> [Brief]: Pull every line containing "illustration" out of the material below.

> [Data for review]:

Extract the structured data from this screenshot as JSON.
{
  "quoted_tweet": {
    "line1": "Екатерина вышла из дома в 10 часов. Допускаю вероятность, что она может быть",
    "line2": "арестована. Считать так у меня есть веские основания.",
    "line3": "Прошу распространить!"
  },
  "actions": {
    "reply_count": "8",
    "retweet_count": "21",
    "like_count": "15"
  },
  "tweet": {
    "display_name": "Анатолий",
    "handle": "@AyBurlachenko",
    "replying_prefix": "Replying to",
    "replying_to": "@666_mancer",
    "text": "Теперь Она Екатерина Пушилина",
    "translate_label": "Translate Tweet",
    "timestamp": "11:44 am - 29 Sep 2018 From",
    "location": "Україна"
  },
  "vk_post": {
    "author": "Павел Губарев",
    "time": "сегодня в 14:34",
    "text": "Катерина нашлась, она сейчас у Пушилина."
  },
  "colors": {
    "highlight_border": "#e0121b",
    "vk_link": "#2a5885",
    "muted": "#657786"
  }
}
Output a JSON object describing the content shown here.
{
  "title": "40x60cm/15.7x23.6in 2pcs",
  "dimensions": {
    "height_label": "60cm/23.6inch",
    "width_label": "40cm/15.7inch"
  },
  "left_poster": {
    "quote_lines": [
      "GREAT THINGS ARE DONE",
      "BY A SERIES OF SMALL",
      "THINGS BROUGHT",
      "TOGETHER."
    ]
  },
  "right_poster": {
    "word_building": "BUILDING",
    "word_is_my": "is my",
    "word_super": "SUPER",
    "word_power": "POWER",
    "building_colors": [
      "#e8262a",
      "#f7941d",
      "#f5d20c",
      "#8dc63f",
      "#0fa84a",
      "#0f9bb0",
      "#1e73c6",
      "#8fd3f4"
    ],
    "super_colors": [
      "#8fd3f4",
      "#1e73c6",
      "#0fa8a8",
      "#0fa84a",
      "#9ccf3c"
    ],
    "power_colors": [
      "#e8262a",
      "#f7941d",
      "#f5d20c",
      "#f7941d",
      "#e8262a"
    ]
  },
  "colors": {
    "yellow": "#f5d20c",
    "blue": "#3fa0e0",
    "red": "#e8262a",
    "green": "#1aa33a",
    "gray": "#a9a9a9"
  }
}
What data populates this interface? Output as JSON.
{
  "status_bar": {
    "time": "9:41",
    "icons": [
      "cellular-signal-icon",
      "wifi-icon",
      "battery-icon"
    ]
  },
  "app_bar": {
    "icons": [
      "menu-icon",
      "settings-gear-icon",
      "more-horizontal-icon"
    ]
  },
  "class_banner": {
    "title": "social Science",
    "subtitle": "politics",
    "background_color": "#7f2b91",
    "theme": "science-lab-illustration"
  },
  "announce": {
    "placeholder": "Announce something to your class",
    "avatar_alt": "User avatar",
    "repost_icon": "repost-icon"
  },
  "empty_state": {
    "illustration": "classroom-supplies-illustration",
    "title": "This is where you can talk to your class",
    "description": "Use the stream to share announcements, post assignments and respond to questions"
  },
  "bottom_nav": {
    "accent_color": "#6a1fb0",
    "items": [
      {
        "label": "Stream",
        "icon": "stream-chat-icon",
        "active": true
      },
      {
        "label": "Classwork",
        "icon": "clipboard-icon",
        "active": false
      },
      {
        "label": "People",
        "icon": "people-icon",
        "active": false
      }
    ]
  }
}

> [Result of this exercise]:
    "theme": "science-lab-illustration"
    "illustration": "classroom-supplies-illustration",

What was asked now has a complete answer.